The other day my son said to me, “Mum, how come there are no peaches in the supermarket right now? I wish I could have a peach, but all there seems to be are apples and pears!”
I began to explain about seasonal foods. The questions kept flying and ten minutes into the conversation I realised firstly that I was really surprised at how interested my six-year-old son was about seasonal foods and secondly that perhaps I’d always just assumed that my children understood that not all food was available all the time.
Seasonal eating is the practice of using only the foods that are abundant and currently in crop, the benefits of which range from maximum nutritional value, to the best tasting food possible and of course the best value.
The idea of seasonal eating is nothing new, in fact it’s an extremely traditional practice that existed before the times of cold storage and food imports. If a product wasn’t in season, it just wasn’t available.
The slow food movement really gets to the core of seasonal eating. Founded in 1986 by an Italian journalist Carlo Petrini, it was a direct reaction to the opening of Italy’s first McDondald’s restaurant in Rome. Petrini believed in using the senses to fully experience seasonal food. He was fighting a war against the homogenisation and globalisation of food by encouraging people to shop locally and cook seasonally.
A love of food and cooking fostered from a very young age sets children up with the skills and passion for good eating.
It’s not really about slow cooking. ‘Slow food’ can be prepared quickly. In essence it’s about using principles that are the opposite of ‘fast food’.
I don’t know about you but sometimes I feel as though my kids are living in such a fast world where information is at their fingertips and gratification is often instantaneous. Anecdotally I feel as though their attention spans are shortening and children are losing the art of patience and perseverance. In some respects, talking to children about where food comes from and involving them from a grass roots level in food preparation is an attainable starting point for slowing down in other aspects of life too.
So where do you begin? How can you as a parent get your children involved in slow food?
Take them shopping.
There is so much to see and learn at a fresh food market.

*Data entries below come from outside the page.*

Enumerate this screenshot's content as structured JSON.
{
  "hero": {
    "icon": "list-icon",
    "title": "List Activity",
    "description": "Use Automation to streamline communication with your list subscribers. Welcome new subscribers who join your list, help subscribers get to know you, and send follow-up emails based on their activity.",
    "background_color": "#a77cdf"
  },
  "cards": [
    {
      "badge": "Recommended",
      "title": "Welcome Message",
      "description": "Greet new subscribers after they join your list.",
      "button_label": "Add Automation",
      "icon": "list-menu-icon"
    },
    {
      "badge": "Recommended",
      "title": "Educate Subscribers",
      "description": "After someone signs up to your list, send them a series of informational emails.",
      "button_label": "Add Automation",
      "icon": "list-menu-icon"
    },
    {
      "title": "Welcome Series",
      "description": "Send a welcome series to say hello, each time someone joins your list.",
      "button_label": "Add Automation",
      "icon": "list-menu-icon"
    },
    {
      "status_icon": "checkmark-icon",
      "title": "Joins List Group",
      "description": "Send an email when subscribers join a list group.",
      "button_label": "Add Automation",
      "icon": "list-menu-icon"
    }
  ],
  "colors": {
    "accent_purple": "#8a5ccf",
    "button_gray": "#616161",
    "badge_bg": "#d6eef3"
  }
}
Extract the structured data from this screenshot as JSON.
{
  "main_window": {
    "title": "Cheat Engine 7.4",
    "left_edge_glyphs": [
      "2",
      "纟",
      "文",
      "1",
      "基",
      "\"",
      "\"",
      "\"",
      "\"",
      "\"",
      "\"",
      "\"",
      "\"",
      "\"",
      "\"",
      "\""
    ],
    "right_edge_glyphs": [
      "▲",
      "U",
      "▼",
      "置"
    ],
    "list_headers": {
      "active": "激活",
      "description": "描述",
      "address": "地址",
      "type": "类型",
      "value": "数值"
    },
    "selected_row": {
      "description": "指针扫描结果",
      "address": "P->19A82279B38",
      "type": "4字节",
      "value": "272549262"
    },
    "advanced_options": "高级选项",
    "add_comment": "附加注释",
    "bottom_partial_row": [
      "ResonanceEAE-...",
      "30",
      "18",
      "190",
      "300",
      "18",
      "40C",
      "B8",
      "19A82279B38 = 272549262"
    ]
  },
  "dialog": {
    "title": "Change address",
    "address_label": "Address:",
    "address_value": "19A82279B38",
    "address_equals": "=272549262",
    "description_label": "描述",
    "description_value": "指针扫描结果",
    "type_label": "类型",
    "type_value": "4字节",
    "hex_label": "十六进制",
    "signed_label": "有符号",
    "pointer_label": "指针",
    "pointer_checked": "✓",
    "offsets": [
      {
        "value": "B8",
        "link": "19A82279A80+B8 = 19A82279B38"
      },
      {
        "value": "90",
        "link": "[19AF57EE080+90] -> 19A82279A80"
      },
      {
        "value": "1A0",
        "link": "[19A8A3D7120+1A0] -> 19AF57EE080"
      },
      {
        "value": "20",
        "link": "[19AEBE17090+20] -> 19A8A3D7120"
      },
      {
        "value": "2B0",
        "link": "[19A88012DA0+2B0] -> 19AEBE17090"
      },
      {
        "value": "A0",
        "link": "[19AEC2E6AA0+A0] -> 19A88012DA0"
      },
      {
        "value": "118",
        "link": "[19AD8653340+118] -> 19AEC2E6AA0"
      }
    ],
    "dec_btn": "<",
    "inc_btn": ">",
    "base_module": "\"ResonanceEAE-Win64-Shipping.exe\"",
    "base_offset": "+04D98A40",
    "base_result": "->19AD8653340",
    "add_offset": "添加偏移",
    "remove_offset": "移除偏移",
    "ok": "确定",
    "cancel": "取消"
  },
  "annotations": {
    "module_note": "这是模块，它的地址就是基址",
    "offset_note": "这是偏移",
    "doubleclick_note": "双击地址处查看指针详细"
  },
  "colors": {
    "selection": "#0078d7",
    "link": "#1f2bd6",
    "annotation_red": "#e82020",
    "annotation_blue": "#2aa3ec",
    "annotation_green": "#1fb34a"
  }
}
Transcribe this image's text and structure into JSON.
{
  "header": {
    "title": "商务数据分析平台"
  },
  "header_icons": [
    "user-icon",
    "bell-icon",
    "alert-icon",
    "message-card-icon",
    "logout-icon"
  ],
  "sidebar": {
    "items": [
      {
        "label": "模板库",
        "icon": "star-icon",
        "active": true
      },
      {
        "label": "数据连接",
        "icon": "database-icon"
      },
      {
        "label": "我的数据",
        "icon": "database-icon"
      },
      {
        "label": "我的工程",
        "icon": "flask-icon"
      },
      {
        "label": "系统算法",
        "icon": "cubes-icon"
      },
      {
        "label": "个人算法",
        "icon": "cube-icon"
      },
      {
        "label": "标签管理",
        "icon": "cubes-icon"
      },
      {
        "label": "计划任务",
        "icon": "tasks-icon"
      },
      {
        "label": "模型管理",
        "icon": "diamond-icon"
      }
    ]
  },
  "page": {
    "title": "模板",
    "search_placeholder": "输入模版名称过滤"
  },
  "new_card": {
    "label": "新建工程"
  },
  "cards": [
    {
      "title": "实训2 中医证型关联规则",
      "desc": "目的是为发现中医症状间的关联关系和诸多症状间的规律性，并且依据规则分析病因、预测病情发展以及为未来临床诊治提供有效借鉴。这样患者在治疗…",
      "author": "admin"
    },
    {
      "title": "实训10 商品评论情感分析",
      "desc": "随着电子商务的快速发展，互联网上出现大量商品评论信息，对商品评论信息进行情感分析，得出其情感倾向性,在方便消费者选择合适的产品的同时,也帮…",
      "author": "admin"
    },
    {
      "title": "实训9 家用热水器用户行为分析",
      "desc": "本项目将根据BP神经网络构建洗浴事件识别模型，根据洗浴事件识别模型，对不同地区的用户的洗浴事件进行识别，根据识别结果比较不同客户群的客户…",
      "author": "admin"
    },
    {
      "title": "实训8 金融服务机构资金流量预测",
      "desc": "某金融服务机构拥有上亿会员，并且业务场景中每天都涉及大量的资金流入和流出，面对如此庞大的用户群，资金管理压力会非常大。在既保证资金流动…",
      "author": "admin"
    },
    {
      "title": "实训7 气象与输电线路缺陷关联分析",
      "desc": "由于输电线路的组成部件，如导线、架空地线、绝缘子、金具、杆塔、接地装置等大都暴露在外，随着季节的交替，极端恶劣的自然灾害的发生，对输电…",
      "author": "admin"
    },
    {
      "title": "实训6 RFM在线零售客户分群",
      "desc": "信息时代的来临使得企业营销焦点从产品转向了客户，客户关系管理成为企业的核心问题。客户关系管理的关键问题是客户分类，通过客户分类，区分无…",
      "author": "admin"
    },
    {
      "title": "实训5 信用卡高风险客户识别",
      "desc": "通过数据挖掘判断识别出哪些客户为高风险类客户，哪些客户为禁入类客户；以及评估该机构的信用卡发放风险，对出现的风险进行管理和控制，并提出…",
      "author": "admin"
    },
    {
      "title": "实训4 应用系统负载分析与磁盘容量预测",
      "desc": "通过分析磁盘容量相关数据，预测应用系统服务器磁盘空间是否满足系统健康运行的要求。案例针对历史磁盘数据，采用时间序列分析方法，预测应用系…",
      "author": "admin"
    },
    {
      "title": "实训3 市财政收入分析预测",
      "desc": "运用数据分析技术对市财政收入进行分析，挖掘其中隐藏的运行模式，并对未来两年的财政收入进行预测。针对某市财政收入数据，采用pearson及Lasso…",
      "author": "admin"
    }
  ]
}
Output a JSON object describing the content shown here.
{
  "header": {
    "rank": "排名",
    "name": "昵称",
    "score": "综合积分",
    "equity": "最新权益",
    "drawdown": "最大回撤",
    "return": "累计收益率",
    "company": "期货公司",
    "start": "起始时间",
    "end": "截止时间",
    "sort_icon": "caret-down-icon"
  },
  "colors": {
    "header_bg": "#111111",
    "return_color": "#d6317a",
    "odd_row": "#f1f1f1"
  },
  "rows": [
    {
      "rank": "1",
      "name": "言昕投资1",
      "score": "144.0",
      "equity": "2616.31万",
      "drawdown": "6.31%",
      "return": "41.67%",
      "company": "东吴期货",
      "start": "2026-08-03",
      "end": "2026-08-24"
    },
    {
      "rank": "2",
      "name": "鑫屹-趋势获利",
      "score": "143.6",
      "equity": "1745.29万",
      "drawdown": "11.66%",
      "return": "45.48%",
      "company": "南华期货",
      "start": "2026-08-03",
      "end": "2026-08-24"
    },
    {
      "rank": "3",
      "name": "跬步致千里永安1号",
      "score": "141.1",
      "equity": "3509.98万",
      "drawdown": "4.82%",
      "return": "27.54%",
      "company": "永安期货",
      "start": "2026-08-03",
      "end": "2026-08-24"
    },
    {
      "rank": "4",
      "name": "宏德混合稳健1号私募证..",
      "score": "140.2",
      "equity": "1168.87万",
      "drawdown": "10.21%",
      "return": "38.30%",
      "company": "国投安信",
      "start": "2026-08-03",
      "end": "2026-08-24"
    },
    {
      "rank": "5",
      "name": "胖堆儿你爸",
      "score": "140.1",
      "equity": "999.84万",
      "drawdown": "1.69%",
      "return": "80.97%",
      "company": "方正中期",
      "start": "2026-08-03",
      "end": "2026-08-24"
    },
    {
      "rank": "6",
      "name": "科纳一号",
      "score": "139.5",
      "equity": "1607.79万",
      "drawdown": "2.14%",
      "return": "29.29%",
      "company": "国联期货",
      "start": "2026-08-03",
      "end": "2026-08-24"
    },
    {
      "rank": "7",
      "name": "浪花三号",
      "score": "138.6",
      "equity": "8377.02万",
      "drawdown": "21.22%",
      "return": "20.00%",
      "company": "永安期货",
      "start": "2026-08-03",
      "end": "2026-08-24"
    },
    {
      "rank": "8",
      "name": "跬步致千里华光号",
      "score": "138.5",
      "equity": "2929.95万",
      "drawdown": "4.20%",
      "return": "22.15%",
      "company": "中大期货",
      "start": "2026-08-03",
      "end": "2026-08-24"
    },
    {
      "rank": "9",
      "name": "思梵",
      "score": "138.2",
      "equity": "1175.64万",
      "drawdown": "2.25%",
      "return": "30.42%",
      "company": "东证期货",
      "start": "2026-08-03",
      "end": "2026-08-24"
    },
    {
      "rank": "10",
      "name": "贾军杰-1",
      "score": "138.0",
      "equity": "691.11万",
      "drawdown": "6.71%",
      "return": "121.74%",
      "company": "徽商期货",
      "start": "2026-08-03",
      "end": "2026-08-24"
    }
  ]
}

Aim to shop locally only and point out the origins of food. Explain that some foods that are not in season in Australia are imported from countries far away and discuss the implications of food miles and ethical farming practices. It’s also a good time to explain that food that is in season generally costs less.
Try growing your own.
Even if it’s just a couple of planter boxes filled with herbs, getting the children to grow some of the food they eat is possibly the best way for them to begin to understand that food takes time and effort. Lettuces, cucumbers and tomatoes are extremely easy to grow and you do not need a lot of space to grow a decent crop.
Offer a slow food lunch box.
The simplest way to fill their school lunch boxes with slow food is to pack them with fresh fruit and vegetables. In lieu of pre-packaged supermarket snacks, get baking and make your own lunch box treats.
Make more things from scratch.
There are so many every day foods that can easily be made from scratch and best still, the kids will love to get involved. In our household we have been baking bread and making yoghurt but there are lots of easy ‘from scratch’ foods to try such as tomato pasta sauce, biscuits, peanut butter, muesli, dips, jams and preserves etc. My oldest son has been particularly amazed at how yoghurt is made and my daughter loves getting her hands sticky kneading dough for bread. It’s great that they can see that these products don’t just come ready made on a supermarket shelf.
Get them cooking with you.
It’s pretty obvious, but if you involve children in the preparation of their food, they are more likely to eat it. A love of food and cooking fostered from a very young age sets children up with the skills and passion for good eating.
As you can see it’s easy to take on board the principles of slow food in your every day life. The most effective way you can instill these ideas in your children is to be a living example to them. Practice what you preach - eat well, shop locally and in season. Cook from scratch where possible and avoid pre-packaged and over processed foods.
Kristy is a mother of three who loves feeding her family wholesome, nutritious and above all delicious food. She has her own food blog called The Life She Made where she posts family style recipes and talks about life as a stay at home mother.